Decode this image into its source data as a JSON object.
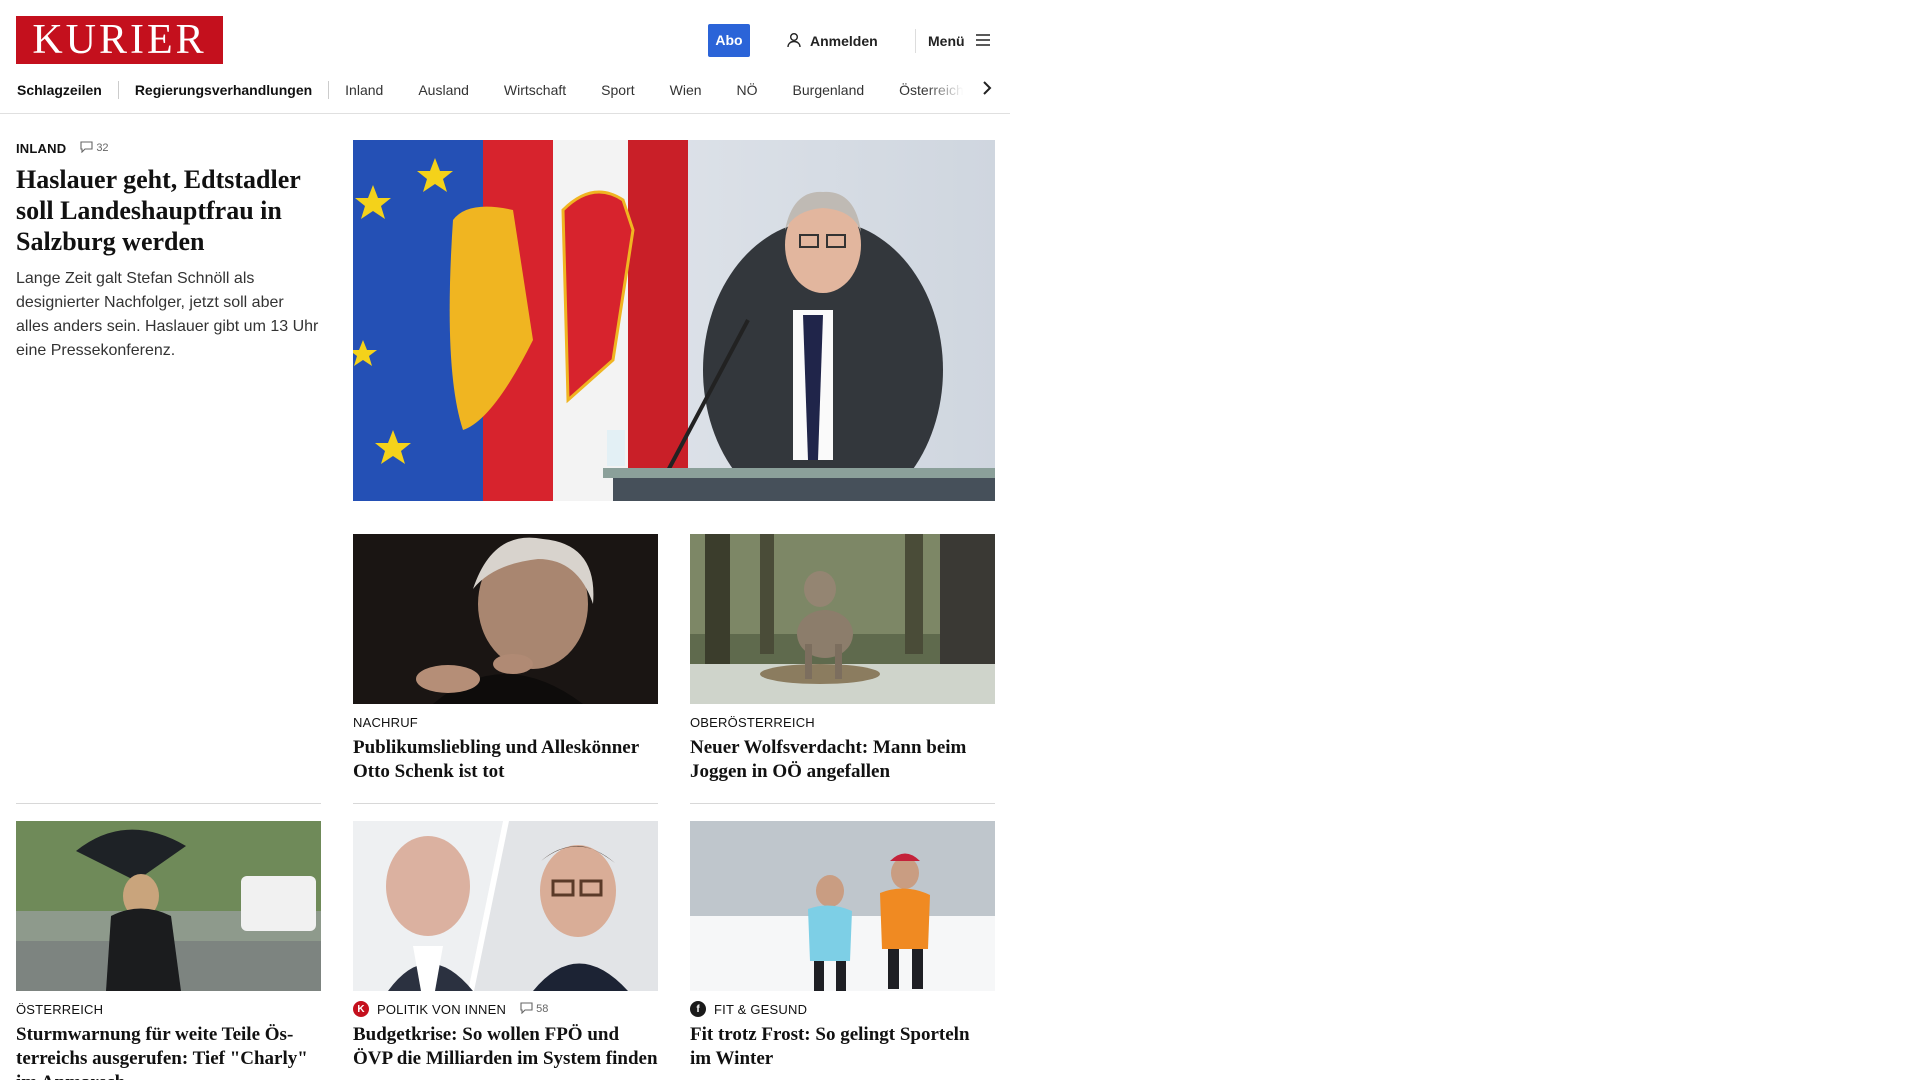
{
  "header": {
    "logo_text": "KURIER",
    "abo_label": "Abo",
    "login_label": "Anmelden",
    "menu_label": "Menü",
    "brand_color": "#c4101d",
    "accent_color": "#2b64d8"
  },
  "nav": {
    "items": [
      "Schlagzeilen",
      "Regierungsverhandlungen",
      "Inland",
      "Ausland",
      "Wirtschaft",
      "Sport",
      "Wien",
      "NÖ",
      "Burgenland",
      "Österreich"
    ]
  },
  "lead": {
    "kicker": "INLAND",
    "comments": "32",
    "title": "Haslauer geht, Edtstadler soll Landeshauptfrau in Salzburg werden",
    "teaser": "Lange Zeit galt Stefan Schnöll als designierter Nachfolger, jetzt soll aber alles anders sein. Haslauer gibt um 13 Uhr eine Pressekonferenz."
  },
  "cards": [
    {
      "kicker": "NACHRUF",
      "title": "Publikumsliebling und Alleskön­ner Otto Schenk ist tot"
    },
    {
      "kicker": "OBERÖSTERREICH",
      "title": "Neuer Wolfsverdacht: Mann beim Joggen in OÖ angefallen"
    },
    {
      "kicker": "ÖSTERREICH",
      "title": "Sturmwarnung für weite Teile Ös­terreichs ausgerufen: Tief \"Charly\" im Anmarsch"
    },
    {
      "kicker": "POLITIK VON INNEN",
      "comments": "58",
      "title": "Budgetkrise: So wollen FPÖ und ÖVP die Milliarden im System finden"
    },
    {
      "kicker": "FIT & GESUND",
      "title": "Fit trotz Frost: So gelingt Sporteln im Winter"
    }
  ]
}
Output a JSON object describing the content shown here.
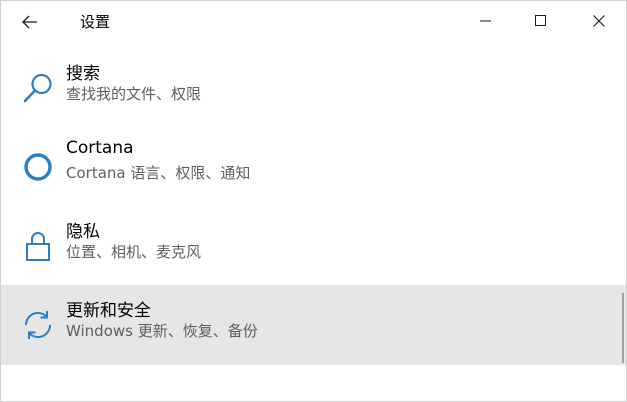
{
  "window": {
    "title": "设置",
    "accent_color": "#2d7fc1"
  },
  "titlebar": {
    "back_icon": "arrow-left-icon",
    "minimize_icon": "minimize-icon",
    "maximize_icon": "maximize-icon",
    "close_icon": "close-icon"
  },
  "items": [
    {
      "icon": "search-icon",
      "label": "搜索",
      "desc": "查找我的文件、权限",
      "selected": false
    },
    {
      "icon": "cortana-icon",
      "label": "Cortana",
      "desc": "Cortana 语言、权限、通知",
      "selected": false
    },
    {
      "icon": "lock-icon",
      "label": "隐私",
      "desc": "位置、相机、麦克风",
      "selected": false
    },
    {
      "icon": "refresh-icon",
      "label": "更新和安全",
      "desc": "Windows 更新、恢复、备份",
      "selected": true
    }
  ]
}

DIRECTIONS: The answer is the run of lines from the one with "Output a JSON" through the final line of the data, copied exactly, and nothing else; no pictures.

WRITTEN RESPONSE:
Output a JSON object describing the content shown here.
{
  "window": {
    "title": "设置",
    "accent_color": "#2d7fc1"
  },
  "titlebar": {
    "back_icon": "arrow-left-icon",
    "minimize_icon": "minimize-icon",
    "maximize_icon": "maximize-icon",
    "close_icon": "close-icon"
  },
  "items": [
    {
      "icon": "search-icon",
      "label": "搜索",
      "desc": "查找我的文件、权限",
      "selected": false
    },
    {
      "icon": "cortana-icon",
      "label": "Cortana",
      "desc": "Cortana 语言、权限、通知",
      "selected": false
    },
    {
      "icon": "lock-icon",
      "label": "隐私",
      "desc": "位置、相机、麦克风",
      "selected": false
    },
    {
      "icon": "refresh-icon",
      "label": "更新和安全",
      "desc": "Windows 更新、恢复、备份",
      "selected": true
    }
  ]
}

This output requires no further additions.